Virginia Center for Autonomous Systems

Fire Fighting Robots

You can’t see because of the smoke. Obstacles block your path, and dangers surround you. You don’t know where the fire is, but it could sink your ship if you don’t extinguish it soon. It’s hot, it’s toxic, and you are relying on your partner for your very survival. Oh, and your partner is a robot.

This is neither a game nor a movie, but a possible scenario based on robots being developed in Virginia Tech Mechanical Engineering laboratories that will be capable of fighting fires on Navy ships. Fire expert Brian Lattimer and robotics expert Dennis Hong, whose RoMeLa group produced award-winning CHARLI the humanoid robot, have teamed up with researchers from the University of Pennsylvania and the Naval Research Laboratory (NRL) on the project, which is funded by the Office of Naval Research.

Dennis Hong with robot

Dennis Hong is leading a team focused on designing and constructing the robot.

Working and communicating with humans, these firefighting robots will enter dangerous areas to extinguish fires. The heat won’t bother them, and they’ll sense through smoke.

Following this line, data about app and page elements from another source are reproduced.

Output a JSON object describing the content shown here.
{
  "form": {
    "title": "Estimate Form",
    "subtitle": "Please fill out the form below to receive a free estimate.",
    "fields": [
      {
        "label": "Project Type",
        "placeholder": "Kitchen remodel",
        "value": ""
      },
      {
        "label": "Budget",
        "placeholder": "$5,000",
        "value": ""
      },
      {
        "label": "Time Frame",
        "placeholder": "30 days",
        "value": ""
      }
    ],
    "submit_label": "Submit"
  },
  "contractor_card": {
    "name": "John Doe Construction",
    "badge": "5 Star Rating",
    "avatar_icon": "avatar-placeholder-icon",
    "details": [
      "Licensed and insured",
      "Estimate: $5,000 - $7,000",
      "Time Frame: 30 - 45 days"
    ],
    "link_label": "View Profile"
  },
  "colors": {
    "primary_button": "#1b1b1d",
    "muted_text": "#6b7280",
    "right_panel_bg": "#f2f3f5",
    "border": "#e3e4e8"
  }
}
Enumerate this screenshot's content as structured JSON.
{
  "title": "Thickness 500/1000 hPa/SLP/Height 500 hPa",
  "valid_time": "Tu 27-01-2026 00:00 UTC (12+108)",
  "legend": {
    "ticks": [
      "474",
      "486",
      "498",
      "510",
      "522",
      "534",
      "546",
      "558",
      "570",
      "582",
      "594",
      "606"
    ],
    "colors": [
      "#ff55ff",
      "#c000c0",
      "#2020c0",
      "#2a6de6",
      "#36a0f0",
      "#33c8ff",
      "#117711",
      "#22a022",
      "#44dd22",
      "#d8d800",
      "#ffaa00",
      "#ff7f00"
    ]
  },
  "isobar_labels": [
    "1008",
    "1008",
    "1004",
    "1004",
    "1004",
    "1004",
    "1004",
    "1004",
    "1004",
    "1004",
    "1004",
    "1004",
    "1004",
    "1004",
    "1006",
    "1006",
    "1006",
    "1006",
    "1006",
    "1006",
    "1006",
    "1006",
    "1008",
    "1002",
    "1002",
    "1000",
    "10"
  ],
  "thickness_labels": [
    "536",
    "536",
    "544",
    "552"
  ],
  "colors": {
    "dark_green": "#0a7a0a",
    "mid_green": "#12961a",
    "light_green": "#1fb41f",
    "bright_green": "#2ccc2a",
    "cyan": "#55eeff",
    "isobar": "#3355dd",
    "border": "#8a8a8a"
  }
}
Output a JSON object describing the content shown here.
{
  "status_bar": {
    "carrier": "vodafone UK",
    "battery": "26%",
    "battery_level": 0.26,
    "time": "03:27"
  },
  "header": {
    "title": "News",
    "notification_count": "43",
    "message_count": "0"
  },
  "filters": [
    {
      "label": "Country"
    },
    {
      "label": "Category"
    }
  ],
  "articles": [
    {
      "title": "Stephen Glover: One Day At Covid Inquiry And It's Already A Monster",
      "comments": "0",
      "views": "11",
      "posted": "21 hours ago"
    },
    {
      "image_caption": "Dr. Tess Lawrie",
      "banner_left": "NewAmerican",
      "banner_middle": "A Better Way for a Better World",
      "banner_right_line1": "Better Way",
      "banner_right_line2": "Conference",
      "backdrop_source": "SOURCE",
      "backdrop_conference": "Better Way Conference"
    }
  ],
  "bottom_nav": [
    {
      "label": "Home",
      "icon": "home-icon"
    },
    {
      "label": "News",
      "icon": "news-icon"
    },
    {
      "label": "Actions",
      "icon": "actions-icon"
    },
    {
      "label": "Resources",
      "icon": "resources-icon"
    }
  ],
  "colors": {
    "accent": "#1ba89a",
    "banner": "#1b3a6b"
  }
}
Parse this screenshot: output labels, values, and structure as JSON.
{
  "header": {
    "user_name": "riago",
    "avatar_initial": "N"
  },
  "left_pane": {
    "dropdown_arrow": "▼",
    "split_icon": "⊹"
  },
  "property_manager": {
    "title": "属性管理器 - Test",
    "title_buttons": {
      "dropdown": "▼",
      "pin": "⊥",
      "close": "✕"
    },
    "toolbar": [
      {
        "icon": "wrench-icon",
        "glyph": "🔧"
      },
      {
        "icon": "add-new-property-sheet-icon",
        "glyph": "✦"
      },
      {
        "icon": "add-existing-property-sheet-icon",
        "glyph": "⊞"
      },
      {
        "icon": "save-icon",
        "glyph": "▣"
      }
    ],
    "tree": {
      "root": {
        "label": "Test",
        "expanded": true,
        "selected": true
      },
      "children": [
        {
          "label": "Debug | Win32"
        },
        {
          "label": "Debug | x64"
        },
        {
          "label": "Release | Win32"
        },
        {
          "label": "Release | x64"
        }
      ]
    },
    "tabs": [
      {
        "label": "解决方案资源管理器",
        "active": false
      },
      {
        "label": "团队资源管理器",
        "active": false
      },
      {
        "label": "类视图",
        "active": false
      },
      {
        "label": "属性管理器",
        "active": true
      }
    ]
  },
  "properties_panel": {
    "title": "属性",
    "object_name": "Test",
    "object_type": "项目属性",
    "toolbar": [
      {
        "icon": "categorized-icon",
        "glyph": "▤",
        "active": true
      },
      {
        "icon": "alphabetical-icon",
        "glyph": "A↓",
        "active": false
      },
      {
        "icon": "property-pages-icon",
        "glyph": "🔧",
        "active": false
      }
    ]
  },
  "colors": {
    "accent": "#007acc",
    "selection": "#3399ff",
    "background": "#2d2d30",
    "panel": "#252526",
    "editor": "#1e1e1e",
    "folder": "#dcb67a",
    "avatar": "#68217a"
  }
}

Unlike many robots today, this robot won’t just wait for a particular cue that tells it to execute a particular action. Working with its human partners, “this robot will scan the environment and make its own decisions,” Lattimer explains. “The robot will be able to create a 3-D map of the space, know how far away things are, detect a fire, walk towards it, and apply a fire suppressant technology.” The robot will use the same fire suppression agents that a sailor would use.

Hong’s team is focusing on designing and constructing the robot, and Lattimer’s group is working with the sensor and control technologies. With so many variables and the predicted harsh operating environment, no part of this project is easy. “It’s a challenge, but we have the unique expertise and team to make it happen,” says Lattimer.

Brian Lattimer gives demo

Brian Lattimer explains his research during a live fire-suppression demo.

The shipboard application is ideal for a humanoid robot, according to Hong. “Navy ships are an environment designed for humans,” he says. For example, the doorways are hatches with knee-knocker thresholds that a robot with limbs can navigate.

Current humanoid robots use Zero Moment Point technology to balance and walk with two legs, but this limits the robots to walking on surfaces that are smooth, hard, and flat. In a real situation on a ship, none of that is guaranteed. During a fire, for example, the floor can warp and debris can litter a pathway. And ships travel on a constantly moving sea.

The firefighting robots will be using what Hong calls compliant linear actuator technology that will allow them to walk and balance on rough and unstable terrain — and will eventually allow them to run. This new, biologically-inspired design will allow the robot’s movements to be less rigid and more humanlike. “It’s a big departure from the traditional humanoid robots. If this robot is successful, in the future, it will be mopping the deck, preparing the food, and doing other tasks,” says Hong.

The robots will be teamed with human firefighters. In the noise of a fire, the robots and human partners will need to communicate and Hong expects them to use hand signals that are already standard in emergency situations. NRL researchers are working on the human robot interaction challenge. The robots will be protected against fire and heat by a standard human fire suit.

Making the robot move easily through the ship, communicate, and work with humans is only part of the project’s challenges. Equally important is the robot’s ability to sense and interact with its environment. “We’re going to need new sensors to navigate harsh, high-temperature environments,” says Lattimer. “Even sensors that work for fog aren’t able to see through the smoke particulates. Zero visibility in fog isn’t the same as zero visibility in smoke. We’re developing sensor technologies to handle that.”

The robot’s interactions require multispectral sensors with robust algorithms to interpret the data. The firefighting robots will handle computation on board, requiring analysis and decision making in an ever-changing environment. “The robots will need to analyze the situation, make decisions on where to go and where to aim the fire suppressant,” Lattimer explains. “There is an added dimension that they will have to also determine how far distant to aim. That’s a much harder problem,” he says.

The group estimates that the robots will be functional members of a ship’s crew by 2020.